I went to so many places today. It was one of those interesting days that don’t come around too often, where you have so many different experiences, emotions and frames of minds it’s almost dizzying.
It started off with going to bed at around 05h00, in a dressing gown in a 5 star hotel bed. They were throwing a wicked party, this hotel, and when I could see that their open bar was getting the better of me, I managed to get a room, for which I am eternally grateful. I actually only got to it at around 3, and into the bed itself after 2 hours of chatting.
With the chat-mate having departed, I was left with my now smoky party clothes and a chilly winter night. So I donned the fluffy white dressing gown – thank heavens for small mercies in 5 star establishments!
4 hours later, sleep no longer possible, I acknowledged my throbbing head and dry mouth with some water. I got back into bed, flicked on the TV and spent half an hour watching animated cows named Ben & Otis and an animated rapper mouse sing in a barn. It was remarkably captivating.
After a shower and checking out, I found myself driving in circles in Green Point, struggling to decide where to get a greasy breakfast to absorb the traces of bubbly and vodka. I finally decided on a spot in Mouille Point, where the seeming inability of the staff to bring a requested glass of water was not really helping my headache much…
Nonetheless, internally greased, I lowered the roof on my chariot, and headed home for a quick nap. This was, however, quickly replaced by trying to find a lost child. I struggle to sleep during the day, even if I’m exhausted, so I figured that turning pages in the world of kidnappers and cops was a better idea. It’s not the best book, but it’s very readable, and I was quickly engrossed in the story of a mother trying to find her son while the police think she is cop-killer.
My pre-set alarm went off just after noon, and an hour later I was 20km away in Muizenberg, interacting with theatre patrons. Not only do I love working with money (I could count coins all day!), but to sell tickets and programmes to people coming to support amateur theatre is very rewarding, especially if you’re part of a fun team making sure we have plenty of laughs. Everyone was coming to have a good time, so combined with the sunny weather outside, everyone was in a great mood – and there was plenty of good natured bantering going on.
Next thing I find myself back with the kidnapper and killer-mom, back in my bed desperate for nap before the evening’s activities. She gets her kid back unharmed and I fade out into la-la land.
The cellphone alarm yanks me out of a dream that I instantly forget.
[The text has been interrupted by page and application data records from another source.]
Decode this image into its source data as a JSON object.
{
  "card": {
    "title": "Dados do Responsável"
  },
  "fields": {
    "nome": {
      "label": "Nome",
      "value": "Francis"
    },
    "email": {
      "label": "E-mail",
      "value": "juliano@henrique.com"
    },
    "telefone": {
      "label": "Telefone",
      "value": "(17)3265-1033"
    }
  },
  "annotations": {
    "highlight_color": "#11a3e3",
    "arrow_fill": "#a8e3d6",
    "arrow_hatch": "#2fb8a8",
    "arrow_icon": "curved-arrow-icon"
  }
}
I know it was interesting and quite involved, but I can’t remember anything except funny hand movements (I think…). I’m not very good at remembering dreams…
And just 20 minutes later I’m at a traffic light, roof still down, Edith Piaf’s “Non, je ne regrette rien” playing loudly. It’s a piece of music that makes me particularly happy and makes me smile involuntarily. And a piece of music that makes me car conduct. This is when there is a small orchestra sitting on your dashboard, not far from the CD player, which you need to conduct. One or both of your fore-fingers become the conductor’s baton, and you’re really feeling the music in your whole being.
And the cars next to you, of course, are either quietly amused, or pretending to ignore you, or driving so far forward at the intersection that they can get away from this madman as quickly as possible when the lights change. But hey, I’m living the moment, and loving it.
Not long after that I have moved from the French tunes to German cuisine – we’re having great beer and sausages with potato salad at the German place in the Waterfront, and catching up with great friends.
Next thing, I’m sitting in the dark, in disbelief. Hands in front of my face, not quite believing what I’m seeing. This interspersed with the occasional belly laugh, before moving back to incredulity.
That is what Brüno does to you. The movie of so much hype and so little taste. No one is safe.
I like playing devil’s advocate myself, stirring a little from time to time to get a reaction out of people. Blurting out that which is least expected. It’s gotten me into an embarrassing, awkward or regretful situation on occasion. But this is just so in your face offensive. It’s quite a good social commentary though, and that may be part of the reason why it is so uncomfortable.
Followed by more sedate coffee mocha and people watching, I now sit at home writing this to the strains of Putamayo’s “Mali” cd in the background…
All in a day… the places one goes 🙂